(Reviewed by the Portal Team)
The aim of this study is to provide deeper insight into the realisation of teacher research in professional development schools (PDS) in the Netherlands.
Participants of these schools were asked for their perceptions of the actual and preferred situation concerning teacher research in terms of the context, processes and outcomes of practice-based research activities by teachers-as-researchers.
The authors interviewed eight school principals, 10 teachers, and six student teachers from four professional development schools in the Netherlands.
Data were collected via semi-structured interviews with the selected principals and (student) teachers.
The authors can conclude that a large difference between the actual and preferred situation was noticeable.
This implies that according to respondents realising the preferred context, process and outcomes of teacher research, was difficult.
Participants differed not only in their perception of the implementation process but also in the preferred features for realising teacher research they pointed out.
Many elements seemed to be merely present in participants’ ‘ideal images’ but much less so in their perceptions of the actual situation.
Furthermore, aspects were implemented in very different degrees, for some elements respondents could not provide concrete examples or empirical evidence, while other elements had just been implemented.
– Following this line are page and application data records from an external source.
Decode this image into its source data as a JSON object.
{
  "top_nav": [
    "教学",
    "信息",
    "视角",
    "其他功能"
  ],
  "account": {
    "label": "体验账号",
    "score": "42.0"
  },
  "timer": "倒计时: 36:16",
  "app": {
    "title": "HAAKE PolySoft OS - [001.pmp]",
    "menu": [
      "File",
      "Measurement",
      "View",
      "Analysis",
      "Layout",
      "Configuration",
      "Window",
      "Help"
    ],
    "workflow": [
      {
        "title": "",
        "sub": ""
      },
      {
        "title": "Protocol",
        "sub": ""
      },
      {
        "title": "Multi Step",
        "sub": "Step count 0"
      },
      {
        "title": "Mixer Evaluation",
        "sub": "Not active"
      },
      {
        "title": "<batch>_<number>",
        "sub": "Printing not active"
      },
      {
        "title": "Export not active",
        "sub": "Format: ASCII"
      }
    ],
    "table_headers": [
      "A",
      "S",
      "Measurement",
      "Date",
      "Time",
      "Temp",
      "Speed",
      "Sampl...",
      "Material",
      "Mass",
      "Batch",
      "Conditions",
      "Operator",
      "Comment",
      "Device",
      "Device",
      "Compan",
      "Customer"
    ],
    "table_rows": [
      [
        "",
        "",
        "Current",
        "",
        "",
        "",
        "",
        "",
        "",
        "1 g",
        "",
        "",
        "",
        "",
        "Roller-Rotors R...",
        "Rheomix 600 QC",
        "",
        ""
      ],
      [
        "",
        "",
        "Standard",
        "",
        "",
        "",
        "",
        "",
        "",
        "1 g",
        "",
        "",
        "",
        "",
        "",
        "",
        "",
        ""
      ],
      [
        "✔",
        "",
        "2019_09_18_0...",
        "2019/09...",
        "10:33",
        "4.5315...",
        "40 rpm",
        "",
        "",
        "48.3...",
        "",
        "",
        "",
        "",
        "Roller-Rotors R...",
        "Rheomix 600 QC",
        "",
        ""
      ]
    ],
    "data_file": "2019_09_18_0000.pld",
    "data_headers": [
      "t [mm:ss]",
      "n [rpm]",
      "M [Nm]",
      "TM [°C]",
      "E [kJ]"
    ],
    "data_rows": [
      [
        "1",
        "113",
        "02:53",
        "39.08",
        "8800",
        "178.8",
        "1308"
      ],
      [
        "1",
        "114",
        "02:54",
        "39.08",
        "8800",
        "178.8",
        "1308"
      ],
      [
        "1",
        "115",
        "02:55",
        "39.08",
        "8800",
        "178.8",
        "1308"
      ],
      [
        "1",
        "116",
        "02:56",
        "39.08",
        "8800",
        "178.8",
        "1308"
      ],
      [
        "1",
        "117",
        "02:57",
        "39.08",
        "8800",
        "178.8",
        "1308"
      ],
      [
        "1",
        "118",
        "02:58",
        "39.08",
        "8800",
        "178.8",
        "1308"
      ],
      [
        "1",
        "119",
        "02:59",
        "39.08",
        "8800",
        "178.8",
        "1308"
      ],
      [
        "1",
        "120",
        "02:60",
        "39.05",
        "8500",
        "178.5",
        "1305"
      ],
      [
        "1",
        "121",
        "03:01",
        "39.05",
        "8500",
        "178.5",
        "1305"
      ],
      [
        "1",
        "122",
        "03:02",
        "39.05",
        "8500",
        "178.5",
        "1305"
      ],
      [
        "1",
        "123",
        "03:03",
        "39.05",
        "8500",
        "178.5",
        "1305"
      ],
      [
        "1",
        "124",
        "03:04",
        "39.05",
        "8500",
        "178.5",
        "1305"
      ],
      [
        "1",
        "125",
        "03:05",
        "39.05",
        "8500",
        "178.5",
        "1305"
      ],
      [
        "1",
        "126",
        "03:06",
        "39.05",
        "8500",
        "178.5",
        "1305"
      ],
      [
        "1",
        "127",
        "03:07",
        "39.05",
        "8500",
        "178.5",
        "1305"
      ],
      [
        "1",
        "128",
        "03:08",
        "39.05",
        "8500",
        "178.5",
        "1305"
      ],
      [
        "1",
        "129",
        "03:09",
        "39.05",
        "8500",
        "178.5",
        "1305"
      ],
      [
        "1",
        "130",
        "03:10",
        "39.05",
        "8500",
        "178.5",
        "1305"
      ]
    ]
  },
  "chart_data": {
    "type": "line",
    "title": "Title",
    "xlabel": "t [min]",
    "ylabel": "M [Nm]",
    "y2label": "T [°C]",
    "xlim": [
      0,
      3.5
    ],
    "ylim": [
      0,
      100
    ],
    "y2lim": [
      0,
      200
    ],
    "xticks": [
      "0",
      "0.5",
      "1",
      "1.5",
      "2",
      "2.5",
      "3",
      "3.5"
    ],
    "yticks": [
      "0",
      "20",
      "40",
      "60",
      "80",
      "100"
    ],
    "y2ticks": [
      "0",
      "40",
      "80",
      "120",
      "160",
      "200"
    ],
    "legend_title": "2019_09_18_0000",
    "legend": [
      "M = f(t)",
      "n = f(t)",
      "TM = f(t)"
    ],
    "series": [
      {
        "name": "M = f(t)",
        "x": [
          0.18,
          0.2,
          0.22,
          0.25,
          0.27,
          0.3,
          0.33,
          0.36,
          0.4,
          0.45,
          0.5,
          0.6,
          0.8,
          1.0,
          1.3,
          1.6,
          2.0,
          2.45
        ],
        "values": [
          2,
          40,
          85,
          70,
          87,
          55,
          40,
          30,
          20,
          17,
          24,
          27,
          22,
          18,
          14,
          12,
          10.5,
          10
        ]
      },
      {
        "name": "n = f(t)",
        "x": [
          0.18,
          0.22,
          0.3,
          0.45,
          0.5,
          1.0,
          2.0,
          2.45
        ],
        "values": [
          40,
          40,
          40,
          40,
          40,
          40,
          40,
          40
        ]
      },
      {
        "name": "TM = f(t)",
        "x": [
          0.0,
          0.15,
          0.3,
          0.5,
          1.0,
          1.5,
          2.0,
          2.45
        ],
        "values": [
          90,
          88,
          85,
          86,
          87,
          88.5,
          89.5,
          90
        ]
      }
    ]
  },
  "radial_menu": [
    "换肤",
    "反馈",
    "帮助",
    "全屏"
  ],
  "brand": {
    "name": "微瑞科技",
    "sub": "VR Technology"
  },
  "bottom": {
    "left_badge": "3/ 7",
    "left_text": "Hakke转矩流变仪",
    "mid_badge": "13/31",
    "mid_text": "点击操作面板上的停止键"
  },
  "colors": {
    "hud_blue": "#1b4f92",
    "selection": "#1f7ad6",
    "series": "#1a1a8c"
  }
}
The authors can conclude that a trend displayed across all types of participants was their focus on the context dimension of research.
A second notable finding in participants’ perceptions was the apparent complexity of realising a partnership between the different partners involved in the PDS.
In this research, a significant discrepancy was found between perceptions of the ‘ideal’ and the ‘actual’ PDS in this respect.
However, it is striking that the PDS participants in this study showed a strong external disposition.
They attributed the failure of an effective partnership to shortcomings of the teacher training institutes rather than their own limitations.
Nevertheless, in a high quality partnership between different partners, all should be contributing to and take initiative with respect to the exchange and cooperation in the partnership, including the schools themselves.
Thirdly, this research stresses the importance of accomplishing a ‘research oriented culture’ at all levels of the school, including pupils.
Participants several times mentioned the preferred realisation of a learning organisation with all teachers (and student teachers) involved in research, school development and supervision, if possible even members of the school leadership.
Additionally, a major difference exists between perceptions of the actual and preferred situation related to the effects of teacher research on pupils’ outcomes.
Despite the central focus of research on pupil learning and learning results, the fact is that pupil results made a very small portion of all participants' perception statements.
At this moment, pupil learning and outcomes seemed not to be a central focal area of the participants.
This study suggested a particular need for schools to be more focused on pupil outcomes, on the quality of and knowledge with respect to conducting research and the place of research within the partnership, related to the roles that the different partners take in this partnership.
Another strength is its differentiation between the perceptions of three different participant groups: school principals, teachers and student teachers.
Together they lead to a more comprehensive picture of what is seen (by participants) as a ‘conductive’ implementation of teacher research at their schools.
Finally, these results suggest that in Dutch professional development schools increased attention is needed both by researchers and practitioners on the process and outcome dimensions of doing teacher research.